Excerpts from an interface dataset
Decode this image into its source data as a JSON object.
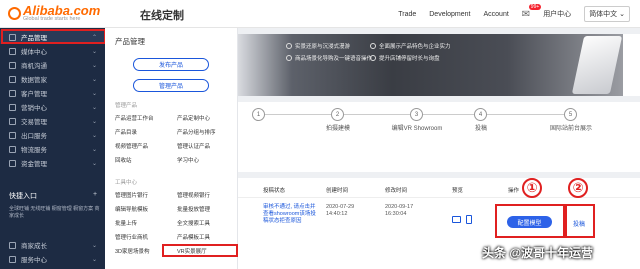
{
  "topbar": {
    "logo_text": "Alibaba.com",
    "logo_sub": "Global trade starts here",
    "title": "在线定制",
    "links": [
      "Trade",
      "Development",
      "Account"
    ],
    "msg_badge": "99+",
    "msg_label": "用户中心",
    "language": "简体中文 ⌄"
  },
  "sidebar": {
    "items": [
      {
        "label": "产品管理",
        "chev": "⌃"
      },
      {
        "label": "媒体中心",
        "chev": "⌄"
      },
      {
        "label": "商机沟通",
        "chev": "⌄"
      },
      {
        "label": "数据管家",
        "chev": "⌄"
      },
      {
        "label": "客户管理",
        "chev": "⌄"
      },
      {
        "label": "营销中心",
        "chev": "⌄"
      },
      {
        "label": "交易管理",
        "chev": "⌄"
      },
      {
        "label": "出口服务",
        "chev": "⌄"
      },
      {
        "label": "物流服务",
        "chev": "⌄"
      },
      {
        "label": "资金管理",
        "chev": "⌄"
      }
    ],
    "quick_title": "快捷入口",
    "quick_plus": "+",
    "quick_links": "全球旺铺  无线旺铺  橱窗管理  橱窗方案  商家成长",
    "bottom_items": [
      {
        "label": "商家成长",
        "chev": "⌄"
      },
      {
        "label": "服务中心",
        "chev": "⌄"
      }
    ]
  },
  "flyout": {
    "header": "产品管理",
    "btn_publish": "发布产品",
    "btn_manage": "管理产品",
    "sec_manage": "管理产品",
    "col1": [
      "产品运营工作台",
      "产品目录",
      "视频管理产品",
      "回收站"
    ],
    "col2": [
      "产品定制中心",
      "产品分组与排序",
      "管理认证产品",
      "学习中心"
    ],
    "sec_tools": "工具中心",
    "tools_col1": [
      "管理图片银行",
      "编辑导航模板",
      "批量上传",
      "管理行业商机",
      "3D家居场景构"
    ],
    "tools_col2": [
      "管理视频银行",
      "批量投放管理",
      "全文搜索工具",
      "产品模板工具",
      "VR实景展厅"
    ]
  },
  "banner": {
    "row1a": "实景还原与沉浸式漫游",
    "row1b": "全面展示产品特色与企业实力",
    "row2a": "商品场景化导购及一键语音操作",
    "row2b": "提升店铺停留时长与询盘"
  },
  "steps": [
    {
      "num": "1",
      "label": ""
    },
    {
      "num": "2",
      "label": "拍摄建模"
    },
    {
      "num": "3",
      "label": "编辑VR Showroom"
    },
    {
      "num": "4",
      "label": "投稿"
    },
    {
      "num": "5",
      "label": "国际站前台展示"
    }
  ],
  "table": {
    "headers": [
      "投稿状态",
      "创建时间",
      "修改时间",
      "预览",
      "操作"
    ],
    "status_text": "审核不通过, 请点击并查看showroom该场投稿状态拒查原因",
    "created": "2020-07-29 14:40:12",
    "modified": "2020-09-17 16:30:04",
    "config_btn": "配置模型",
    "post_btn": "投稿",
    "mark1": "①",
    "mark2": "②"
  },
  "watermark": "头条 @波哥十年运营"
}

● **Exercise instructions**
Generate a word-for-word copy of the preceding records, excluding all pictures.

● **Written response**
Decode this image into its source data as a JSON object.
{
  "topbar": {
    "logo_text": "Alibaba.com",
    "logo_sub": "Global trade starts here",
    "title": "在线定制",
    "links": [
      "Trade",
      "Development",
      "Account"
    ],
    "msg_badge": "99+",
    "msg_label": "用户中心",
    "language": "简体中文 ⌄"
  },
  "sidebar": {
    "items": [
      {
        "label": "产品管理",
        "chev": "⌃"
      },
      {
        "label": "媒体中心",
        "chev": "⌄"
      },
      {
        "label": "商机沟通",
        "chev": "⌄"
      },
      {
        "label": "数据管家",
        "chev": "⌄"
      },
      {
        "label": "客户管理",
        "chev": "⌄"
      },
      {
        "label": "营销中心",
        "chev": "⌄"
      },
      {
        "label": "交易管理",
        "chev": "⌄"
      },
      {
        "label": "出口服务",
        "chev": "⌄"
      },
      {
        "label": "物流服务",
        "chev": "⌄"
      },
      {
        "label": "资金管理",
        "chev": "⌄"
      }
    ],
    "quick_title": "快捷入口",
    "quick_plus": "+",
    "quick_links": "全球旺铺  无线旺铺  橱窗管理  橱窗方案  商家成长",
    "bottom_items": [
      {
        "label": "商家成长",
        "chev": "⌄"
      },
      {
        "label": "服务中心",
        "chev": "⌄"
      }
    ]
  },
  "flyout": {
    "header": "产品管理",
    "btn_publish": "发布产品",
    "btn_manage": "管理产品",
    "sec_manage": "管理产品",
    "col1": [
      "产品运营工作台",
      "产品目录",
      "视频管理产品",
      "回收站"
    ],
    "col2": [
      "产品定制中心",
      "产品分组与排序",
      "管理认证产品",
      "学习中心"
    ],
    "sec_tools": "工具中心",
    "tools_col1": [
      "管理图片银行",
      "编辑导航模板",
      "批量上传",
      "管理行业商机",
      "3D家居场景构"
    ],
    "tools_col2": [
      "管理视频银行",
      "批量投放管理",
      "全文搜索工具",
      "产品模板工具",
      "VR实景展厅"
    ]
  },
  "banner": {
    "row1a": "实景还原与沉浸式漫游",
    "row1b": "全面展示产品特色与企业实力",
    "row2a": "商品场景化导购及一键语音操作",
    "row2b": "提升店铺停留时长与询盘"
  },
  "steps": [
    {
      "num": "1",
      "label": ""
    },
    {
      "num": "2",
      "label": "拍摄建模"
    },
    {
      "num": "3",
      "label": "编辑VR Showroom"
    },
    {
      "num": "4",
      "label": "投稿"
    },
    {
      "num": "5",
      "label": "国际站前台展示"
    }
  ],
  "table": {
    "headers": [
      "投稿状态",
      "创建时间",
      "修改时间",
      "预览",
      "操作"
    ],
    "status_text": "审核不通过, 请点击并查看showroom该场投稿状态拒查原因",
    "created": "2020-07-29 14:40:12",
    "modified": "2020-09-17 16:30:04",
    "config_btn": "配置模型",
    "post_btn": "投稿",
    "mark1": "①",
    "mark2": "②"
  },
  "watermark": "头条 @波哥十年运营"
}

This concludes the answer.